----- Data

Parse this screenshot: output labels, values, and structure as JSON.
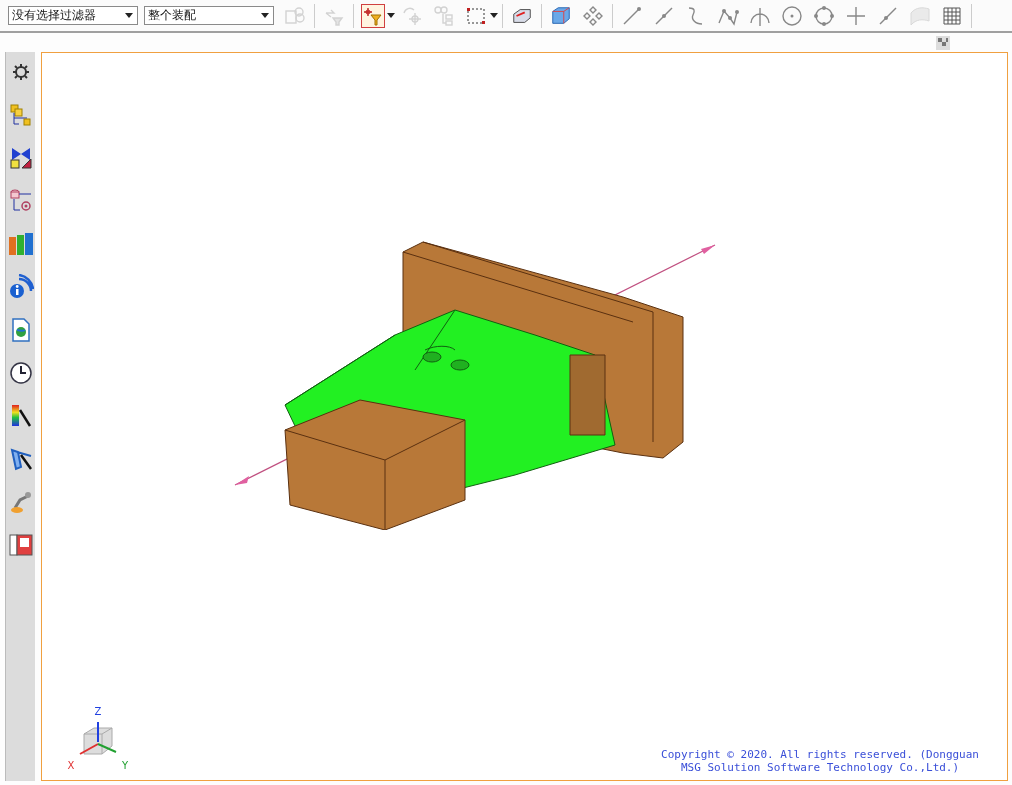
{
  "toolbar": {
    "filters": [
      {
        "value": "没有选择过滤器"
      },
      {
        "value": "整个装配"
      }
    ],
    "buttons": [
      {
        "disabled": true,
        "on": false
      },
      {
        "disabled": true,
        "on": false
      },
      {
        "disabled": false,
        "on": true
      },
      {
        "disabled": true,
        "on": false
      },
      {
        "disabled": true,
        "on": false
      },
      {
        "disabled": false,
        "on": false
      },
      {
        "disabled": false,
        "on": false
      },
      {
        "disabled": false,
        "on": false
      },
      {
        "disabled": false,
        "on": false
      },
      {
        "disabled": false,
        "on": false
      },
      {
        "disabled": false,
        "on": false
      },
      {
        "disabled": false,
        "on": false
      },
      {
        "disabled": false,
        "on": false
      },
      {
        "disabled": false,
        "on": false
      },
      {
        "disabled": false,
        "on": false
      },
      {
        "disabled": false,
        "on": false
      },
      {
        "disabled": false,
        "on": false
      },
      {
        "disabled": false,
        "on": false
      },
      {
        "disabled": true,
        "on": false
      },
      {
        "disabled": false,
        "on": false
      }
    ]
  },
  "viewport": {
    "triad": {
      "x": "X",
      "y": "Y",
      "z": "Z"
    },
    "copyright": [
      "Copyright © 2020. All rights reserved. (Dongguan",
      "MSG Solution Software Technology Co.,Ltd.)"
    ]
  }
}
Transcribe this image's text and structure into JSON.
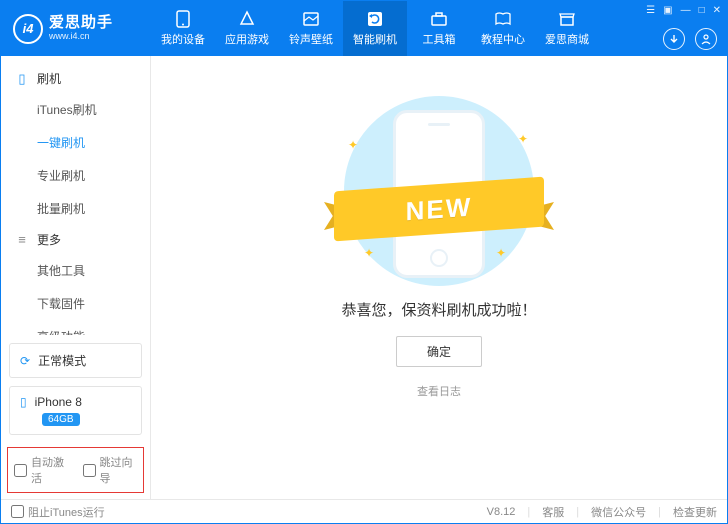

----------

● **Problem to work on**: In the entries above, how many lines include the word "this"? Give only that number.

● **Task response**: 2